Free D.C. news, delivered to your inbox daily.

A former use for the Curtis Chevrolet. (Lydia DePillis)

After a few weeks of processing the news of Walmart’s arrival, it looks like at least one neighborhood—Brightwood—is mobilizing in attempt to bend the company to its will.

Funny thing is, the outcry wouldn’t be as loud if developer Foulger-Pratt hadn’t backed out of a planned community meeting on the subject, calling it “unecessary.”

Rebecca Mills, who maintains the neighborhood’s most active blog, is rallying neighborhood residents to pressure the developer to “halt their Wal-Mart plans until there is sufficient time for community input.” According to Mills, the company has opted instead to meet with smaller groups, rather than put itself through a potentially contentious public meeting. (F-P executive Dick Knapp didn’t return my call or email, but he told the Post‘s Jonathan O’Connell that they will be at the meeting).

One of those went off last Thursday, in which Foulger-Pratt and Walmart representatives met with Councilmember Muriel Bowser, local ANCs, and civic associations. According to notes by ANC commissioner Joseph Martin, Walmart said some encouraging things: In terms of design, there will be a wide sidewalk with plants and benches and parking for 362 cars underneath the 102,000-foot store, which may or may not be more than one level (the site can handle 400,000 square feet, which was roughly the size of Foulger-Pratt’s previously planned residential development). In terms of working conditions, Walmart expects to have 70 percent full-time and 30 percent part-time employees, who will be entitled to health and dental insurance, as well as vacation pay.

But concerns remain. Last night, community members met again with labor activists to go over issues around traffic, impact on small businesses, and potential alternatives that could still be considered, like a Harris Teeter. Some of those issues will be sorted out through the Office of Planning’s large tract review process, which requires traffic and environmental impact studies for anything larger than three acres. For questions around Walmart’s labor practices and integration into the community, participants suggested negotiating a community benefits agreement—but, as Richard Layman notes, that’s going to be pretty much impossible under these conditions. Plus, although the United Food and Commercial Workers Union has stood steadfastly against Walmart’s arrival, building trades unions are likely to support it, undermining solidarity on that front.

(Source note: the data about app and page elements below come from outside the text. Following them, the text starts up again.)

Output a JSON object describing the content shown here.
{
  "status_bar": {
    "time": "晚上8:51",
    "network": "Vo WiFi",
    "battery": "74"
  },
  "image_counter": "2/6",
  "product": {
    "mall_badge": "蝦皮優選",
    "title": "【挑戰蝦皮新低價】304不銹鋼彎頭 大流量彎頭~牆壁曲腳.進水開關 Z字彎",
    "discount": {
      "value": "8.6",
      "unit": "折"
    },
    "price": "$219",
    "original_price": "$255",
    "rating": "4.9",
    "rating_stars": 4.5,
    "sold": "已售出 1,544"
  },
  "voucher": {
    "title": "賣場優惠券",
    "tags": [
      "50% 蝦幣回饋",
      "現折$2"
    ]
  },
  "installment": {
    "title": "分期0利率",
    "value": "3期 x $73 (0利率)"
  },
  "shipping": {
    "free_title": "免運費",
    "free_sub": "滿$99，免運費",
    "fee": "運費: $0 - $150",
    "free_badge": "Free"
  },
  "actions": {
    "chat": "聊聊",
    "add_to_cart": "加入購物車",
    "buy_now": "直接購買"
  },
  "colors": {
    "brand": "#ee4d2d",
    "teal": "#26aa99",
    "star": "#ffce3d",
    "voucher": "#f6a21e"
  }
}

D.C. Jobs With Justice’s Mackenzie Baris acknowledges that labor advocates can’t hold Walmart to a higher standard on their own.

“Any concessions will need to be voluntary on Walmart’s part, or pushed by the developer as a condition,” she says. “The main leverage we have it community opposition and pressure and concern by the Walmart or the developer over bad publicity and their reputations.”

Brightwood is the only place where I’ve seen significant community mobilization thus far. An online poll has residents split on the New Jersey Avenue location, and Councilmember Harry Thomas is pretty psyched about the one in his own ward.

“I am excited that Wal-Mart recognizes that Ward 5 is an ideal location for its largest DC store,” he said in a recent newsletter. “Connecting residents to the jobs this project will create is one of my biggest goals for my second term in office.”